--- DATA FOR THIS TASK Enclosed Below ---
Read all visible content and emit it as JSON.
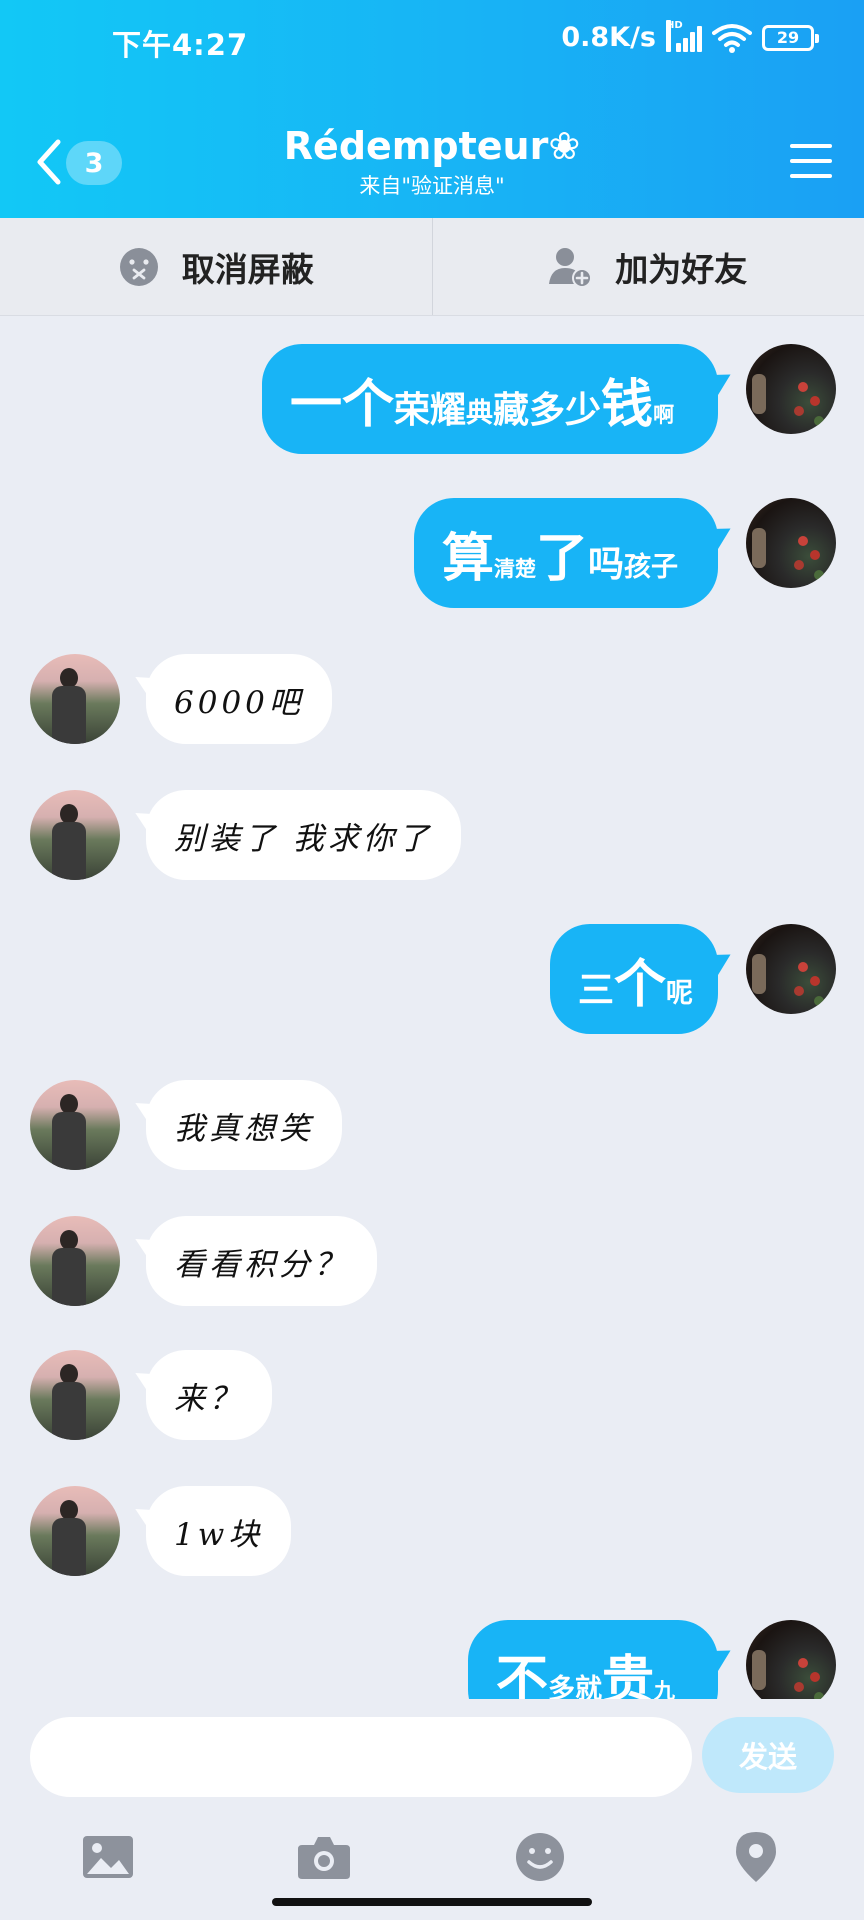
{
  "status_bar": {
    "time": "下午4:27",
    "network_speed": "0.8K/s",
    "network_badge": "HD",
    "battery": "29"
  },
  "nav": {
    "unread_count": "3",
    "title": "Rédempteur",
    "title_symbol": "❀",
    "subtitle": "来自\"验证消息\""
  },
  "actions": {
    "unblock_label": "取消屏蔽",
    "add_friend_label": "加为好友"
  },
  "messages": [
    {
      "from": "me",
      "segments": [
        [
          "一个",
          "big"
        ],
        [
          "荣耀",
          "md"
        ],
        [
          "典",
          "sm"
        ],
        [
          "藏多少",
          "md"
        ],
        [
          "钱",
          "big"
        ],
        [
          "啊",
          "xs"
        ]
      ]
    },
    {
      "from": "me",
      "segments": [
        [
          "算",
          "big"
        ],
        [
          "清楚",
          "xs"
        ],
        [
          "了",
          "big"
        ],
        [
          "吗",
          "md"
        ],
        [
          "孩子",
          "sm"
        ]
      ]
    },
    {
      "from": "them",
      "text": "6000吧"
    },
    {
      "from": "them",
      "text": "别装了 我求你了"
    },
    {
      "from": "me",
      "segments": [
        [
          "三",
          "md"
        ],
        [
          "个",
          "big"
        ],
        [
          "呢",
          "sm"
        ]
      ]
    },
    {
      "from": "them",
      "text": "我真想笑"
    },
    {
      "from": "them",
      "text": "看看积分？"
    },
    {
      "from": "them",
      "text": "来？"
    },
    {
      "from": "them",
      "text": "1w块"
    },
    {
      "from": "me",
      "segments": [
        [
          "不",
          "big"
        ],
        [
          "多就",
          "sm"
        ],
        [
          "贵",
          "big"
        ],
        [
          "九",
          "xs"
        ]
      ]
    }
  ],
  "input": {
    "value": "",
    "placeholder": "",
    "send_label": "发送"
  },
  "toolbar_icons": [
    "image-icon",
    "camera-icon",
    "emoji-icon",
    "location-icon"
  ],
  "colors": {
    "header_start": "#12c8f6",
    "header_end": "#1aa0f4",
    "outgoing_bubble": "#18b4f6",
    "incoming_bubble": "#ffffff",
    "background": "#eaedf4",
    "send_disabled": "#bfe8fb"
  }
}
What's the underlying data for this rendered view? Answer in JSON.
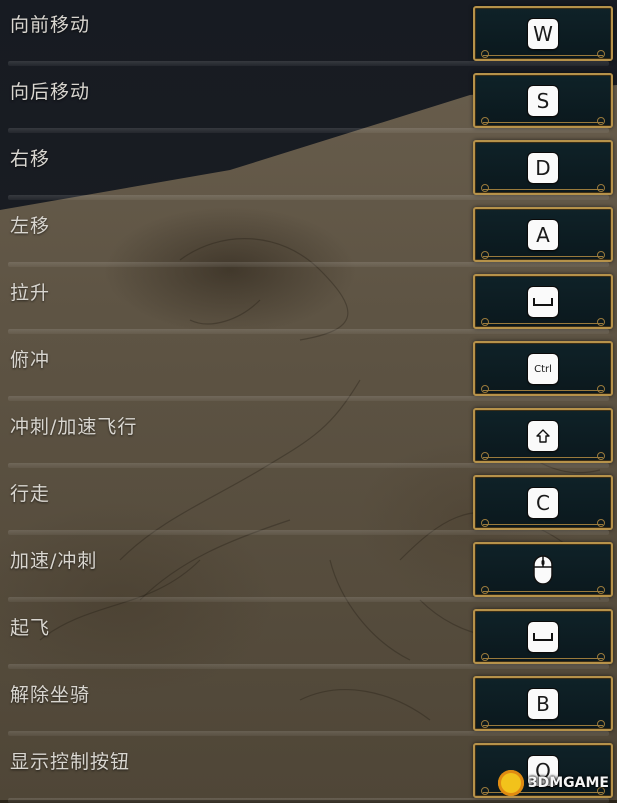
{
  "keybindings": [
    {
      "action": "向前移动",
      "key": "W",
      "key_icon": "letter-key"
    },
    {
      "action": "向后移动",
      "key": "S",
      "key_icon": "letter-key"
    },
    {
      "action": "右移",
      "key": "D",
      "key_icon": "letter-key"
    },
    {
      "action": "左移",
      "key": "A",
      "key_icon": "letter-key"
    },
    {
      "action": "拉升",
      "key": "",
      "key_icon": "spacebar-icon"
    },
    {
      "action": "俯冲",
      "key": "Ctrl",
      "key_icon": "letter-key"
    },
    {
      "action": "冲刺/加速飞行",
      "key": "",
      "key_icon": "shift-icon"
    },
    {
      "action": "行走",
      "key": "C",
      "key_icon": "letter-key"
    },
    {
      "action": "加速/冲刺",
      "key": "",
      "key_icon": "mouse-icon"
    },
    {
      "action": "起飞",
      "key": "",
      "key_icon": "spacebar-icon"
    },
    {
      "action": "解除坐骑",
      "key": "B",
      "key_icon": "letter-key"
    },
    {
      "action": "显示控制按钮",
      "key": "Q",
      "key_icon": "letter-key"
    }
  ],
  "watermark": {
    "text": "3DMGAME"
  },
  "colors": {
    "label_text": "#d9d6d0",
    "slot_border": "#b6924a",
    "slot_bg": "#0f2228",
    "key_bg": "#fafafa"
  }
}
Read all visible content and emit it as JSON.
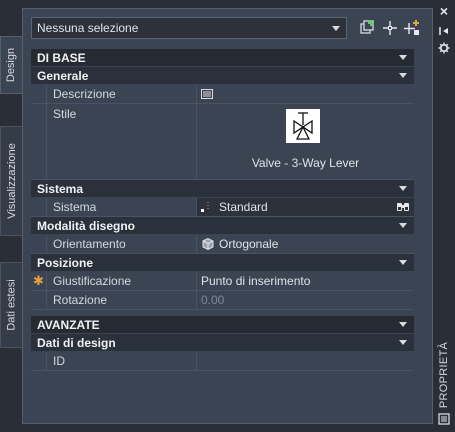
{
  "left_tabs": [
    {
      "label": "Design",
      "active": true
    },
    {
      "label": "Visualizzazione",
      "active": false
    },
    {
      "label": "Dati estesi",
      "active": false
    }
  ],
  "right_strip": {
    "close": "×",
    "label": "PROPRIETÀ"
  },
  "toolbar": {
    "selection_value": "Nessuna selezione"
  },
  "sections": {
    "base": "DI BASE",
    "generale": "Generale",
    "sistema": "Sistema",
    "modalita": "Modalità disegno",
    "posizione": "Posizione",
    "avanzate": "AVANZATE",
    "dati_design": "Dati di design"
  },
  "props": {
    "descrizione": {
      "name": "Descrizione",
      "value": ""
    },
    "stile": {
      "name": "Stile",
      "value": "Valve - 3-Way Lever"
    },
    "sistema": {
      "name": "Sistema",
      "value": "Standard"
    },
    "orientamento": {
      "name": "Orientamento",
      "value": "Ortogonale"
    },
    "giustificazione": {
      "name": "Giustificazione",
      "value": "Punto di inserimento"
    },
    "rotazione": {
      "name": "Rotazione",
      "value": "0.00"
    },
    "id": {
      "name": "ID",
      "value": ""
    }
  },
  "colors": {
    "panel_bg": "#3b4453",
    "section_bg": "#2b313b",
    "accent_orange": "#e8a040",
    "plus_green": "#5fd35f"
  }
}
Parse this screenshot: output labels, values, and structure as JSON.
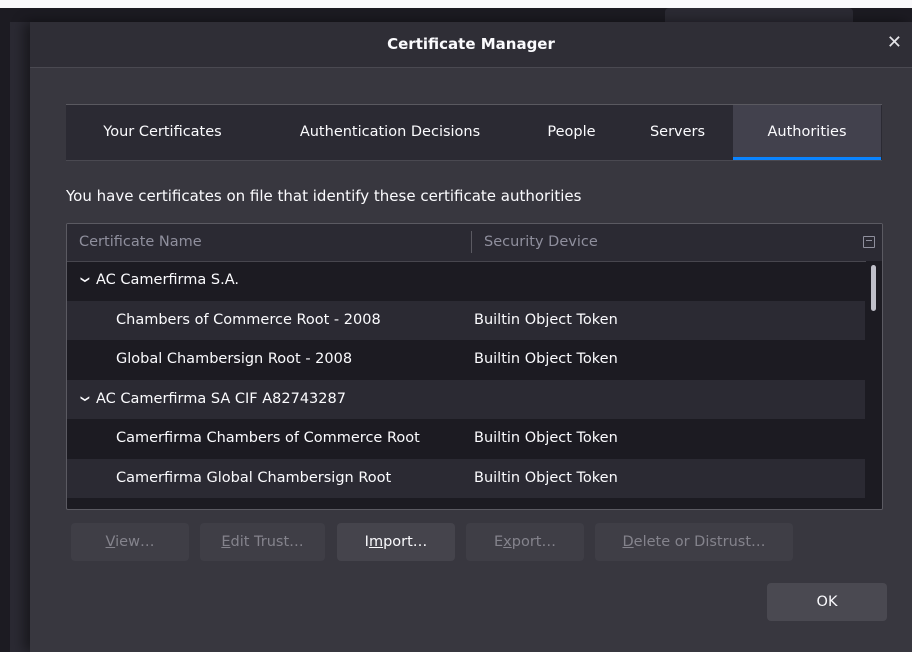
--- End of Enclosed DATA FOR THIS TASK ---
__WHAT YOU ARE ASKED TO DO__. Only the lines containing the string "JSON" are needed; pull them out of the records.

__WRITTEN RESPONSE__.
Read all visible content and emit it as JSON.
What's the underlying data for this rendered view? Answer in JSON.
Read all visible content and emit it as JSON.
Parse this screenshot: output labels, values, and structure as JSON.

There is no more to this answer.